Terraced town house. c.1773- 75 as part of the Portland Estate development probably by John White, in partnership with the plasterer Thomas Collins (both associates of Sir William Chambers). EXTERIOR: Stock brick with channelled stucco ground floor; slate roofs. 4 storeys and dormered mansards, on basements. 3 window front. Square headed doorway to right with vermiculated Gibbs surround to modern double part-glazed doors with side lights and fanlight over. Canted bay to ground floor; front area with railings. All windows now with plate glass sashes, under flat gauged arches to upper floors. 1st floor plat bands. Parapets with stone copings. Continuous cast iron balconies to 1st floor, probably later C.19, with curved wrought iron S-scrolls. INTERIOR: altered and extended to rear in later C19, now contains a mix of original features and Early Georgian-style features of Victorian date, as well as a number of notable sculptural items inserted as part of the fabric. Features of interest include the following items. Basement: plain doors and surrounds remain; front south room with slanted light in wall. Ground floor: hall with marble squares to floor, stone armorial cartouche in frame to left of door, wrought iron radiator grille with decorative L's in Louis XV style below stairs, landscape painting attached to wall. Ground floor front room with elaborate Baroque style oak bookshelf, Kentian white marble chimneypiece with shell and floral husk motif. Mahogany doors and Kent-style doorcases throughout main floors. Ground floor central room with Rococo ceiling, Kentian chimneypiece with Porturo marble columns, Ionic screen, in-built buffet incorporating mid-16th century classical relief of draped figures flanking armorial cartouches. Rear addition contains room with statuary marble chimneypiece yellow jasper marble insets and meander pattern frieze. Inner (west-facing) front of mews house to rear is embellished with continental wrought iron window grilles, a relief of the lion of St Mark, and a rusticated arched window surround with carved keystone. Open, top-lit stone cantilevered staircase with Louis XV-style ironwork of unclear date, with unusual passing places at mid-flight and on the main landing. Staircase sports a number of sculptural items set into wall: a pair of marble tondi, probably Italian and c.1600, representing a pope and a bishop (presumably from a series showing Fathers of the Church); a pair of Atlantes, probably 16th century, and at top an ecclesiastical Baroque armorial cartouche. First floor rooms also of high quality. Front room (currently sub-divided) with fine Rococo ceiling, Georgian statuary marble chimneypiece with Ionic columns, a central round relief of cherubs, and insets of verde antico marble. First floor central room with fine Rococo ceiling, modillion cornice, statuary marble chimneypiece with tapering fluted pilasters, paterae and urn reliefs, central relief of acanthus-tailed cherubs flanking urn. Room in rear extension includes statuary marble chimneypiece with fluted pilasters, urns and paterae reliefs, central relief of acanthus tailed cherubs flanking urn. Upper floors of less interest and considerably altered. HISTORY: Built in the mid-1770s as part of the Portland Estate development, this house retains fine ceilings and chimneypieces from this time: the plasterer Thomas Collins, a regular associate of William Chambers, was involved with this development. The house was considerably altered late in the 19th century. It was occupied by Frederick Cavendish-Bentinck early in the 20th century who may have been responsible for the installation of the sculptural items. A prestigious mid-Georgian town house possessing an interior of considerable interest.
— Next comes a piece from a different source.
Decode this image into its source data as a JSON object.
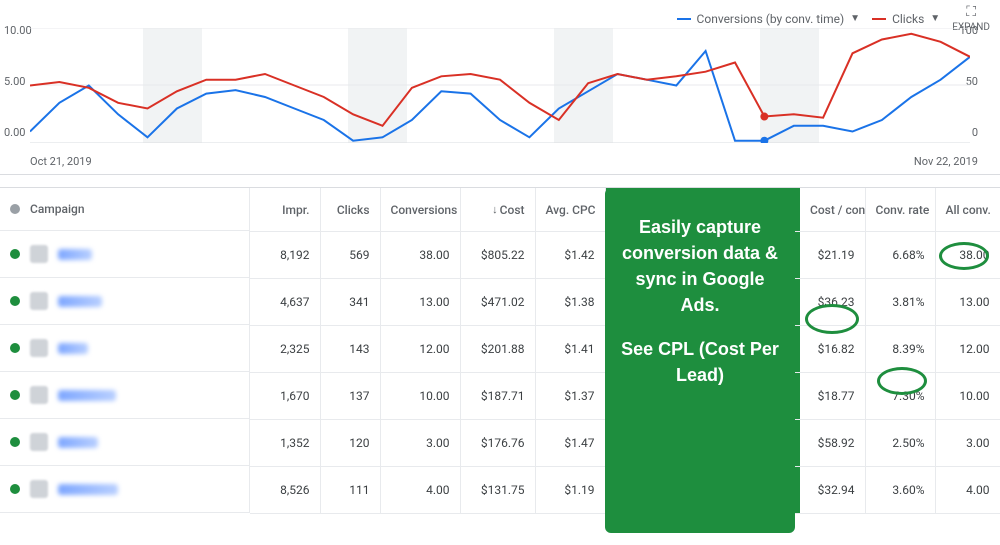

Legacy

The contents of this record have been generated from a legacy data system.

Legacy System number: 489723

Legacy System: LBS

End of official listing